STORED DATA:

=-=-=

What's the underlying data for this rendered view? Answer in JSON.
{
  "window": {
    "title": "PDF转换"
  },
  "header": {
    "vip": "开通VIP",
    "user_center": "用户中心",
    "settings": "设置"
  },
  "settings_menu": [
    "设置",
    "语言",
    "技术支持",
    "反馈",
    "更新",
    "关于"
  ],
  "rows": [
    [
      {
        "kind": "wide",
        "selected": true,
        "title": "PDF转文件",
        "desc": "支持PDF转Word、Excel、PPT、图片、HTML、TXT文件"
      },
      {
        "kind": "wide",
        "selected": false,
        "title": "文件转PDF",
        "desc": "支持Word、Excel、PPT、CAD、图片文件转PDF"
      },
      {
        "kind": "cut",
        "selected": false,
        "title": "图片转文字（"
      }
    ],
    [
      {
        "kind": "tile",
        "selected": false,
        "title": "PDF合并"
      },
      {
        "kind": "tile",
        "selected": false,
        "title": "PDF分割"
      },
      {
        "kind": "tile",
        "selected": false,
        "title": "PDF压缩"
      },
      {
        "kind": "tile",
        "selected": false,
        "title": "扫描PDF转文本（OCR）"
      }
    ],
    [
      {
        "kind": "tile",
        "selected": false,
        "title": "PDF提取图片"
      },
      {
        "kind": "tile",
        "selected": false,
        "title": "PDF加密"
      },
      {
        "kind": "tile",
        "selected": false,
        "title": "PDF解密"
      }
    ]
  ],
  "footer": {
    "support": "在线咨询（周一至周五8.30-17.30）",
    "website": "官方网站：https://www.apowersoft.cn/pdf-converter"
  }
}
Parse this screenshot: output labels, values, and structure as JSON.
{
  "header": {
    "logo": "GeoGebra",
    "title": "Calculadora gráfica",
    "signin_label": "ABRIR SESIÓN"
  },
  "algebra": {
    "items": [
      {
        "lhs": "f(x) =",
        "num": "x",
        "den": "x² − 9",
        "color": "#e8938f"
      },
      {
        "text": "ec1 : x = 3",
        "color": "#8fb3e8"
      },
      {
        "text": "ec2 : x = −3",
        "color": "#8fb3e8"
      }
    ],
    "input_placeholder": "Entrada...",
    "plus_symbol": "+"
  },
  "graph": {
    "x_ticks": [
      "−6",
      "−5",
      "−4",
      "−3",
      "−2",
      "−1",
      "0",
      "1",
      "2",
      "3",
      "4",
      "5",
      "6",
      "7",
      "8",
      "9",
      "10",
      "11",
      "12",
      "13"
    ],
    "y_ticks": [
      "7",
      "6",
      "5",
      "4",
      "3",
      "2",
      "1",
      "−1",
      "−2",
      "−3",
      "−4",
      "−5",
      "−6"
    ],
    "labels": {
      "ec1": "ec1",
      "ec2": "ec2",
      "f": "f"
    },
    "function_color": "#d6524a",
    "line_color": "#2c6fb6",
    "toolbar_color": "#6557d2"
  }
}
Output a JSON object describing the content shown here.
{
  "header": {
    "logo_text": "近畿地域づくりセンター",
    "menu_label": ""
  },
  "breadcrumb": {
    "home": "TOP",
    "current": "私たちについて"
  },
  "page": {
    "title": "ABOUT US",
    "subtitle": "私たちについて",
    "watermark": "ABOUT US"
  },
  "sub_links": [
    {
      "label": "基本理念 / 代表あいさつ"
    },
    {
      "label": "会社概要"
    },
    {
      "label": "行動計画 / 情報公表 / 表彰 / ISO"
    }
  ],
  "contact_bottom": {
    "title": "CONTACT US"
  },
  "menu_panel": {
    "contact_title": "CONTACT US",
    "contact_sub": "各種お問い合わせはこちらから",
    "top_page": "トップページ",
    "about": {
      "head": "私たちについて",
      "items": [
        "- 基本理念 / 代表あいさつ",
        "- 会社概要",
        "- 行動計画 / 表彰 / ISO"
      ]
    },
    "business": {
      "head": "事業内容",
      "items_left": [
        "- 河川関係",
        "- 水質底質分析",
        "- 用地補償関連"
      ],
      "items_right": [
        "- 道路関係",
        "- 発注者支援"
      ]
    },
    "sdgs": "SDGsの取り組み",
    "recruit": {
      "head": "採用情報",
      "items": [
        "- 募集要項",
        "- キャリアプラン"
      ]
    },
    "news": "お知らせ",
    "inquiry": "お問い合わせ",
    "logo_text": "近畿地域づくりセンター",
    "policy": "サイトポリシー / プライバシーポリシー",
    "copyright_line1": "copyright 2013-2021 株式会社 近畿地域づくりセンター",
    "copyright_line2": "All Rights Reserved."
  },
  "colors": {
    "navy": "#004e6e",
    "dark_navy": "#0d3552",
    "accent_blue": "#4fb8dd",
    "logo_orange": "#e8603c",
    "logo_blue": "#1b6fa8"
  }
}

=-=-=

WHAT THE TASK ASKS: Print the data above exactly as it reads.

WRITTEN SOLUTION:
What's the underlying data for this rendered view? Answer in JSON.
{
  "window": {
    "title": "PDF转换"
  },
  "header": {
    "vip": "开通VIP",
    "user_center": "用户中心",
    "settings": "设置"
  },
  "settings_menu": [
    "设置",
    "语言",
    "技术支持",
    "反馈",
    "更新",
    "关于"
  ],
  "rows": [
    [
      {
        "kind": "wide",
        "selected": true,
        "title": "PDF转文件",
        "desc": "支持PDF转Word、Excel、PPT、图片、HTML、TXT文件"
      },
      {
        "kind": "wide",
        "selected": false,
        "title": "文件转PDF",
        "desc": "支持Word、Excel、PPT、CAD、图片文件转PDF"
      },
      {
        "kind": "cut",
        "selected": false,
        "title": "图片转文字（"
      }
    ],
    [
      {
        "kind": "tile",
        "selected": false,
        "title": "PDF合并"
      },
      {
        "kind": "tile",
        "selected": false,
        "title": "PDF分割"
      },
      {
        "kind": "tile",
        "selected": false,
        "title": "PDF压缩"
      },
      {
        "kind": "tile",
        "selected": false,
        "title": "扫描PDF转文本（OCR）"
      }
    ],
    [
      {
        "kind": "tile",
        "selected": false,
        "title": "PDF提取图片"
      },
      {
        "kind": "tile",
        "selected": false,
        "title": "PDF加密"
      },
      {
        "kind": "tile",
        "selected": false,
        "title": "PDF解密"
      }
    ]
  ],
  "footer": {
    "support": "在线咨询（周一至周五8.30-17.30）",
    "website": "官方网站：https://www.apowersoft.cn/pdf-converter"
  }
}
Parse this screenshot: output labels, values, and structure as JSON.
{
  "header": {
    "logo": "GeoGebra",
    "title": "Calculadora gráfica",
    "signin_label": "ABRIR SESIÓN"
  },
  "algebra": {
    "items": [
      {
        "lhs": "f(x) =",
        "num": "x",
        "den": "x² − 9",
        "color": "#e8938f"
      },
      {
        "text": "ec1 : x = 3",
        "color": "#8fb3e8"
      },
      {
        "text": "ec2 : x = −3",
        "color": "#8fb3e8"
      }
    ],
    "input_placeholder": "Entrada...",
    "plus_symbol": "+"
  },
  "graph": {
    "x_ticks": [
      "−6",
      "−5",
      "−4",
      "−3",
      "−2",
      "−1",
      "0",
      "1",
      "2",
      "3",
      "4",
      "5",
      "6",
      "7",
      "8",
      "9",
      "10",
      "11",
      "12",
      "13"
    ],
    "y_ticks": [
      "7",
      "6",
      "5",
      "4",
      "3",
      "2",
      "1",
      "−1",
      "−2",
      "−3",
      "−4",
      "−5",
      "−6"
    ],
    "labels": {
      "ec1": "ec1",
      "ec2": "ec2",
      "f": "f"
    },
    "function_color": "#d6524a",
    "line_color": "#2c6fb6",
    "toolbar_color": "#6557d2"
  }
}
Output a JSON object describing the content shown here.
{
  "header": {
    "logo_text": "近畿地域づくりセンター",
    "menu_label": ""
  },
  "breadcrumb": {
    "home": "TOP",
    "current": "私たちについて"
  },
  "page": {
    "title": "ABOUT US",
    "subtitle": "私たちについて",
    "watermark": "ABOUT US"
  },
  "sub_links": [
    {
      "label": "基本理念 / 代表あいさつ"
    },
    {
      "label": "会社概要"
    },
    {
      "label": "行動計画 / 情報公表 / 表彰 / ISO"
    }
  ],
  "contact_bottom": {
    "title": "CONTACT US"
  },
  "menu_panel": {
    "contact_title": "CONTACT US",
    "contact_sub": "各種お問い合わせはこちらから",
    "top_page": "トップページ",
    "about": {
      "head": "私たちについて",
      "items": [
        "- 基本理念 / 代表あいさつ",
        "- 会社概要",
        "- 行動計画 / 表彰 / ISO"
      ]
    },
    "business": {
      "head": "事業内容",
      "items_left": [
        "- 河川関係",
        "- 水質底質分析",
        "- 用地補償関連"
      ],
      "items_right": [
        "- 道路関係",
        "- 発注者支援"
      ]
    },
    "sdgs": "SDGsの取り組み",
    "recruit": {
      "head": "採用情報",
      "items": [
        "- 募集要項",
        "- キャリアプラン"
      ]
    },
    "news": "お知らせ",
    "inquiry": "お問い合わせ",
    "logo_text": "近畿地域づくりセンター",
    "policy": "サイトポリシー / プライバシーポリシー",
    "copyright_line1": "copyright 2013-2021 株式会社 近畿地域づくりセンター",
    "copyright_line2": "All Rights Reserved."
  },
  "colors": {
    "navy": "#004e6e",
    "dark_navy": "#0d3552",
    "accent_blue": "#4fb8dd",
    "logo_orange": "#e8603c",
    "logo_blue": "#1b6fa8"
  }
}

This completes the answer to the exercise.